COLUMBIA — South Carolina's redrawn state house and congressional maps were allowed to stand Monday, as the U.S. Supreme Court summarily affirmed a federal court's ruling that the state's new lines are fair and don't discriminate against racial minorities.
Six black voters from Florence, Sumter, Georgetown, Berkeley, Darlington and Charleston counties sued Gov. Nikki Haley, the Legislature and other state officials earlier this year. They claimed the GOP-dominated state Legislature drew lines that segregate white and black voters into election districts and pack black voters into one congressional district, calling it “voting apartheid.”
The suit implored the judicial panel to throw out the plan, make lawmakers draw a new one and bar any elections based on them. The Department of Justice had already said it would not challenge the new plan.
In March, three federal judges in South Carolina upheld the new lines for the state's U.S. House districts – including the state's new 7th Congressional District along the coast – and the state House seats, saying that the plaintiffs had provided no convincing evidence that legislators drew the lines to dilute blacks' voting power.
That decision allowed South Carolina's primary process to continue on schedule. Days after the ruling, Dick Harpootlian – a Columbia attorney who also serves as chairman of the state Democratic Party – appealed to the U.S. Supreme Court.
Redistricting is a once-a-decade process to ensure political district lines reflect population changes as shown by the U.S. Census. South Carolina is picking up a seventh U.S. House seat – something the Palmetto State had years ago, before population fell in 1930 – in the state's northeastern corner on the coast.
Proposed maps for South Carolina and other Southern states require federal approval under the Voting Rights Act because of a history of inequitable treatment of black voters. The U.S. Justice Department had already cleared South Carolina's maps.
Last month, Harpootlian said he was encouraged by a ruling from the U.S. District Court in Washington, which found that district maps drawn and approved by Texas' Republican-controlled Legislature didn't comply with the federal Voting Rights Act.
The Washington three-judge panel found evidence of discrimination in new lines drawn for that state's congressional and state Senate districts, saying prosecutors failed to prove they were drawn “without discriminatory purposes.”

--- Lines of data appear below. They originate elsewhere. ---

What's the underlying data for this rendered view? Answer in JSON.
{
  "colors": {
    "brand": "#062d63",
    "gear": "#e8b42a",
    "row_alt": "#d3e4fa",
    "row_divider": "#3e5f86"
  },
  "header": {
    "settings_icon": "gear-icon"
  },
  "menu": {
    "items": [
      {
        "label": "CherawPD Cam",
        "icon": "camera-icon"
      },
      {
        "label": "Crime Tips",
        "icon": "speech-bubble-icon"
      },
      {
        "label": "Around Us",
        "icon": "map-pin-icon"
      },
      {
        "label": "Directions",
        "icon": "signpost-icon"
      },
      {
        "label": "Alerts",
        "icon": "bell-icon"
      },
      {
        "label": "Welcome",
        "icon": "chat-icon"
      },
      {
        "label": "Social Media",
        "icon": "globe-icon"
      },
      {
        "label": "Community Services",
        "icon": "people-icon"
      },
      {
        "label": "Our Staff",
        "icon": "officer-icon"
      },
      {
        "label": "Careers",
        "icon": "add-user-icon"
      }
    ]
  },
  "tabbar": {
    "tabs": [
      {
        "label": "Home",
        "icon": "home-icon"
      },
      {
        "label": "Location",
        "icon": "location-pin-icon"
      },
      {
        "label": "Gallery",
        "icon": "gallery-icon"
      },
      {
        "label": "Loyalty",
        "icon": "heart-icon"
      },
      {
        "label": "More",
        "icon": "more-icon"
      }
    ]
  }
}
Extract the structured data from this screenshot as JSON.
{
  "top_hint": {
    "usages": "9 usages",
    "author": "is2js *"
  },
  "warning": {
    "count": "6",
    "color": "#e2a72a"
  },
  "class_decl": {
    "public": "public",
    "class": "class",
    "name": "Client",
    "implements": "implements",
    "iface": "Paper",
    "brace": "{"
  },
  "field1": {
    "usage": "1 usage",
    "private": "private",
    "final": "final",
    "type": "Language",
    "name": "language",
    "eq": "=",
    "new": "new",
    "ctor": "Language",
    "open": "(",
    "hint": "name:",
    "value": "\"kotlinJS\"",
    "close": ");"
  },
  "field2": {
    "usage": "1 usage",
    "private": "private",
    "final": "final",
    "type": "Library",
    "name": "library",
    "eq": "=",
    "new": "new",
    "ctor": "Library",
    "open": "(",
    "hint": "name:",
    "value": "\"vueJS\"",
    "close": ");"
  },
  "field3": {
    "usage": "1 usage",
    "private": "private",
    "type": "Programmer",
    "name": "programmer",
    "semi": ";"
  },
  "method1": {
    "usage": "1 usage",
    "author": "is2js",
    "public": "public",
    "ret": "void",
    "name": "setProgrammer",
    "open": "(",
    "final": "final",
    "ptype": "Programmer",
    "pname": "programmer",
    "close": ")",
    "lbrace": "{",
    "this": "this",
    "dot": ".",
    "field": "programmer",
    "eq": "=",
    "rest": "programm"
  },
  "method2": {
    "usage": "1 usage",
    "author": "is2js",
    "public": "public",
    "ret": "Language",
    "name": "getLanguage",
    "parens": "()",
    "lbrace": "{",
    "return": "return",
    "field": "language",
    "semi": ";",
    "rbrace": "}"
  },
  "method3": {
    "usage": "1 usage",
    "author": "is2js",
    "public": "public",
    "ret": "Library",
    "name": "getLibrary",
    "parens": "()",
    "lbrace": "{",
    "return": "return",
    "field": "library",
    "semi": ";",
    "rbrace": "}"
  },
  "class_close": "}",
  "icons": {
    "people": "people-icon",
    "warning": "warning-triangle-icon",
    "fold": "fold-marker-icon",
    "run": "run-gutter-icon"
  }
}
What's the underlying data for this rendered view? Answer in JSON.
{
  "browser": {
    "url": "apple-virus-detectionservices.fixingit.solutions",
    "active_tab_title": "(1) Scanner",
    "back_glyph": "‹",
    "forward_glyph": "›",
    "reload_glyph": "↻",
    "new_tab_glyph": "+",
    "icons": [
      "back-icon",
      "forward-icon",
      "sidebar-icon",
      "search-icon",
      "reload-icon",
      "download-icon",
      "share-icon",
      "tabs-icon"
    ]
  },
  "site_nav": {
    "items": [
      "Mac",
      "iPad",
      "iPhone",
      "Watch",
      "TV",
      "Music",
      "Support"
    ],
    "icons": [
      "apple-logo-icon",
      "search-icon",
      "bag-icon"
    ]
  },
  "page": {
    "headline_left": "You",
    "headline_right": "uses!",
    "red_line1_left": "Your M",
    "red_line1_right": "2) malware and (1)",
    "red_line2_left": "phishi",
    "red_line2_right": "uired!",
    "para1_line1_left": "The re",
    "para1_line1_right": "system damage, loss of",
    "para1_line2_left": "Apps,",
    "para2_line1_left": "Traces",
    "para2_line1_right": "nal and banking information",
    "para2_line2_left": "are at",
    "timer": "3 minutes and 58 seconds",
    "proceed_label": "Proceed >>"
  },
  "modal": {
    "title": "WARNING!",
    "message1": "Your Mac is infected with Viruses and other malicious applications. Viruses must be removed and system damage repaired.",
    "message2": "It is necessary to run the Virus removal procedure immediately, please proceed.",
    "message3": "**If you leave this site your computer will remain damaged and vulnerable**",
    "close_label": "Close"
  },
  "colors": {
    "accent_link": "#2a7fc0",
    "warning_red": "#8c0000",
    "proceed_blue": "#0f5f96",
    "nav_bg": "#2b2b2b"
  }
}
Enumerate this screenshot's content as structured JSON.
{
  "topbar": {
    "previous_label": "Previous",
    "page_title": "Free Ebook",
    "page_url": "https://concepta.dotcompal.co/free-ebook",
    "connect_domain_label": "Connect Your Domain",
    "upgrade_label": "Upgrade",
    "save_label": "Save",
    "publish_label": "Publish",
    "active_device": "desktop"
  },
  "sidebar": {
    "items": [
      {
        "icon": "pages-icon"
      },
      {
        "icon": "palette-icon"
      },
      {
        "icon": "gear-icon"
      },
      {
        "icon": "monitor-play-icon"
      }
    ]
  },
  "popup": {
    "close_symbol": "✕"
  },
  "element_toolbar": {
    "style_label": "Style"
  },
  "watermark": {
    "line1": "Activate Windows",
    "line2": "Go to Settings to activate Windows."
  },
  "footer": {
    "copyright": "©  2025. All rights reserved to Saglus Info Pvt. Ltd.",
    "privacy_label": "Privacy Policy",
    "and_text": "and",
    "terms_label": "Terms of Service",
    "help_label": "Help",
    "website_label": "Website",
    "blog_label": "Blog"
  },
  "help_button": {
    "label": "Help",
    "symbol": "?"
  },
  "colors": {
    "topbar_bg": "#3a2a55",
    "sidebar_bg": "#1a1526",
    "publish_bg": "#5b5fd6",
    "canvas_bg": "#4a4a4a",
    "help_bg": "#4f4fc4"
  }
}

On Monday, Harpootlian said he had his eyes on another case the U.S. Supreme Court is expected to take up that would deal with a larger issue: the constitutionality of the portion of the Voting Rights Act that requires South Carolina and other states seek approval for voting law changes.
“We're patient,” Harpootlian said. “I have a hard time believing the Supreme Court is going to say you can use the Voting Rights Act to destroy the so-called coalition districts. I think that's going to be dealt with in some context.”
South Carolina House Speaker Bobby Harrell, R-Charleston, said in a prepared statement that the district lines have been upheld at every turn. He dismissed the lawsuit as “a frivolous, poorly guided last ditch effort of political motive.”